_What to work on_.
Each entry should be set down again verbatim, with the images omitted.

_Page and application data records_.
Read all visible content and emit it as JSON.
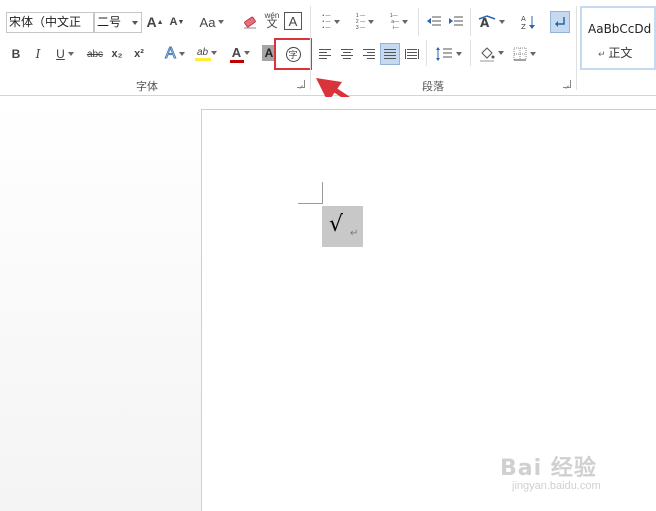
{
  "ribbon": {
    "font_group": {
      "label": "字体",
      "font_name": "宋体（中文正",
      "font_size": "二号",
      "grow_font_label": "A",
      "shrink_font_label": "A",
      "change_case_label": "Aa",
      "phonetic_top": "wén",
      "phonetic_bottom": "文",
      "char_border_label": "A",
      "bold_label": "B",
      "italic_label": "I",
      "underline_label": "U",
      "strikethrough_label": "abc",
      "subscript_label": "x₂",
      "superscript_label": "x²",
      "text_effects_label": "A",
      "highlight_label": "ab",
      "font_color_label": "A",
      "char_shading_label": "A",
      "enclose_char_label": "字"
    },
    "paragraph_group": {
      "label": "段落"
    },
    "styles_group": {
      "sample_text": "AaBbCcDd",
      "style_name": "正文"
    }
  },
  "document": {
    "selected_character": "√",
    "paragraph_mark": "↵"
  },
  "watermark": {
    "logo": "Bai 经验",
    "url": "jingyan.baidu.com"
  },
  "colors": {
    "annotation_red": "#d9343a",
    "highlight_yellow": "#ffeb3b",
    "font_red": "#c00000",
    "selected_bg": "#c5d9f1"
  }
}
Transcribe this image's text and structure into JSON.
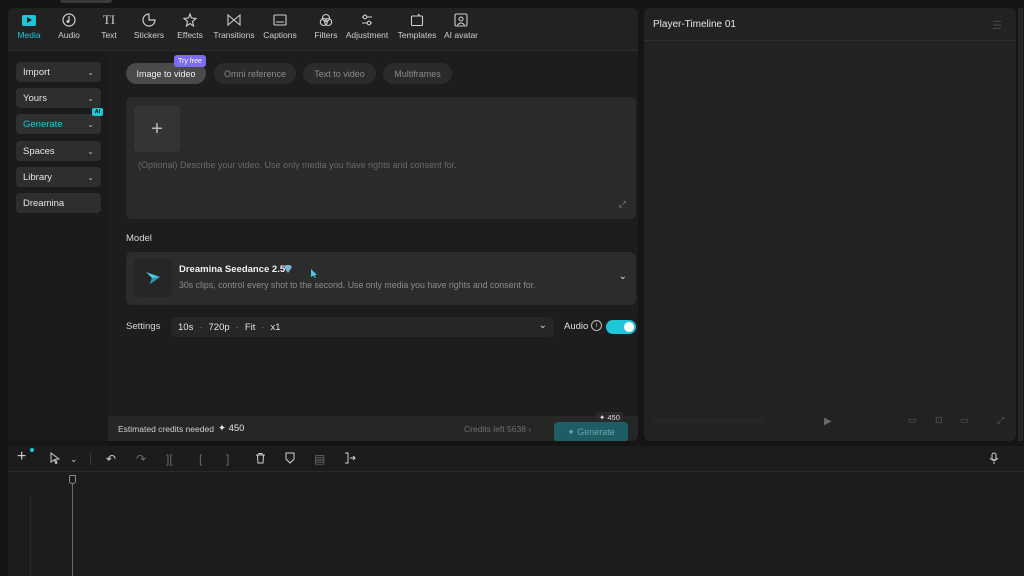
{
  "toolbar": {
    "tabs": [
      {
        "label": "Media",
        "icon": "media-icon"
      },
      {
        "label": "Audio",
        "icon": "audio-icon"
      },
      {
        "label": "Text",
        "icon": "text-icon"
      },
      {
        "label": "Stickers",
        "icon": "stickers-icon"
      },
      {
        "label": "Effects",
        "icon": "effects-icon"
      },
      {
        "label": "Transitions",
        "icon": "transitions-icon"
      },
      {
        "label": "Captions",
        "icon": "captions-icon"
      },
      {
        "label": "Filters",
        "icon": "filters-icon"
      },
      {
        "label": "Adjustment",
        "icon": "adjustment-icon"
      },
      {
        "label": "Templates",
        "icon": "templates-icon"
      },
      {
        "label": "AI avatar",
        "icon": "ai-avatar-icon"
      }
    ],
    "active": "Media",
    "accent": "#1fc6d8"
  },
  "sidebar": {
    "items": [
      {
        "label": "Import",
        "chevron": true
      },
      {
        "label": "Yours",
        "chevron": true
      },
      {
        "label": "Generate",
        "chevron": true,
        "badge": "AI"
      },
      {
        "label": "Spaces",
        "chevron": true
      },
      {
        "label": "Library",
        "chevron": true
      },
      {
        "label": "Dreamina",
        "chevron": false
      }
    ]
  },
  "modes": {
    "tabs": [
      "Image to video",
      "Omni reference",
      "Text to video",
      "Multiframes"
    ],
    "active": "Image to video",
    "promo_badge": "Try free"
  },
  "prompt": {
    "placeholder": "(Optional) Describe your video. Use only media you have rights and consent for.",
    "add_symbol": "+"
  },
  "model": {
    "section_label": "Model",
    "name": "Dreamina Seedance 2.5",
    "description": "30s clips, control every shot to the second. Use only media you have rights and consent for."
  },
  "settings": {
    "label": "Settings",
    "duration": "10s",
    "resolution": "720p",
    "fit": "Fit",
    "count": "x1",
    "audio_label": "Audio",
    "audio_on": true
  },
  "footer": {
    "estimate_label": "Estimated credits needed",
    "estimate_value": "✦ 450",
    "credits_left": "Credits left 5638  ›",
    "generate_label": "✦ Generate",
    "generate_badge": "✦ 450"
  },
  "player": {
    "title": "Player-Timeline 01"
  }
}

_Written answer_.
Read all visible content and emit it as JSON.
{
  "ribbon": {
    "font_group": {
      "label": "字体",
      "font_name": "宋体（中文正",
      "font_size": "二号",
      "grow_font_label": "A",
      "shrink_font_label": "A",
      "change_case_label": "Aa",
      "phonetic_top": "wén",
      "phonetic_bottom": "文",
      "char_border_label": "A",
      "bold_label": "B",
      "italic_label": "I",
      "underline_label": "U",
      "strikethrough_label": "abc",
      "subscript_label": "x₂",
      "superscript_label": "x²",
      "text_effects_label": "A",
      "highlight_label": "ab",
      "font_color_label": "A",
      "char_shading_label": "A",
      "enclose_char_label": "字"
    },
    "paragraph_group": {
      "label": "段落"
    },
    "styles_group": {
      "sample_text": "AaBbCcDd",
      "style_name": "正文"
    }
  },
  "document": {
    "selected_character": "√",
    "paragraph_mark": "↵"
  },
  "watermark": {
    "logo": "Bai 经验",
    "url": "jingyan.baidu.com"
  },
  "colors": {
    "annotation_red": "#d9343a",
    "highlight_yellow": "#ffeb3b",
    "font_red": "#c00000",
    "selected_bg": "#c5d9f1"
  }
}
Transcribe this image's text and structure into JSON.
{
  "toolbar": {
    "tabs": [
      {
        "label": "Media",
        "icon": "media-icon"
      },
      {
        "label": "Audio",
        "icon": "audio-icon"
      },
      {
        "label": "Text",
        "icon": "text-icon"
      },
      {
        "label": "Stickers",
        "icon": "stickers-icon"
      },
      {
        "label": "Effects",
        "icon": "effects-icon"
      },
      {
        "label": "Transitions",
        "icon": "transitions-icon"
      },
      {
        "label": "Captions",
        "icon": "captions-icon"
      },
      {
        "label": "Filters",
        "icon": "filters-icon"
      },
      {
        "label": "Adjustment",
        "icon": "adjustment-icon"
      },
      {
        "label": "Templates",
        "icon": "templates-icon"
      },
      {
        "label": "AI avatar",
        "icon": "ai-avatar-icon"
      }
    ],
    "active": "Media",
    "accent": "#1fc6d8"
  },
  "sidebar": {
    "items": [
      {
        "label": "Import",
        "chevron": true
      },
      {
        "label": "Yours",
        "chevron": true
      },
      {
        "label": "Generate",
        "chevron": true,
        "badge": "AI"
      },
      {
        "label": "Spaces",
        "chevron": true
      },
      {
        "label": "Library",
        "chevron": true
      },
      {
        "label": "Dreamina",
        "chevron": false
      }
    ]
  },
  "modes": {
    "tabs": [
      "Image to video",
      "Omni reference",
      "Text to video",
      "Multiframes"
    ],
    "active": "Image to video",
    "promo_badge": "Try free"
  },
  "prompt": {
    "placeholder": "(Optional) Describe your video. Use only media you have rights and consent for.",
    "add_symbol": "+"
  },
  "model": {
    "section_label": "Model",
    "name": "Dreamina Seedance 2.5",
    "description": "30s clips, control every shot to the second. Use only media you have rights and consent for."
  },
  "settings": {
    "label": "Settings",
    "duration": "10s",
    "resolution": "720p",
    "fit": "Fit",
    "count": "x1",
    "audio_label": "Audio",
    "audio_on": true
  },
  "footer": {
    "estimate_label": "Estimated credits needed",
    "estimate_value": "✦ 450",
    "credits_left": "Credits left 5638  ›",
    "generate_label": "✦ Generate",
    "generate_badge": "✦ 450"
  },
  "player": {
    "title": "Player-Timeline 01"
  }
}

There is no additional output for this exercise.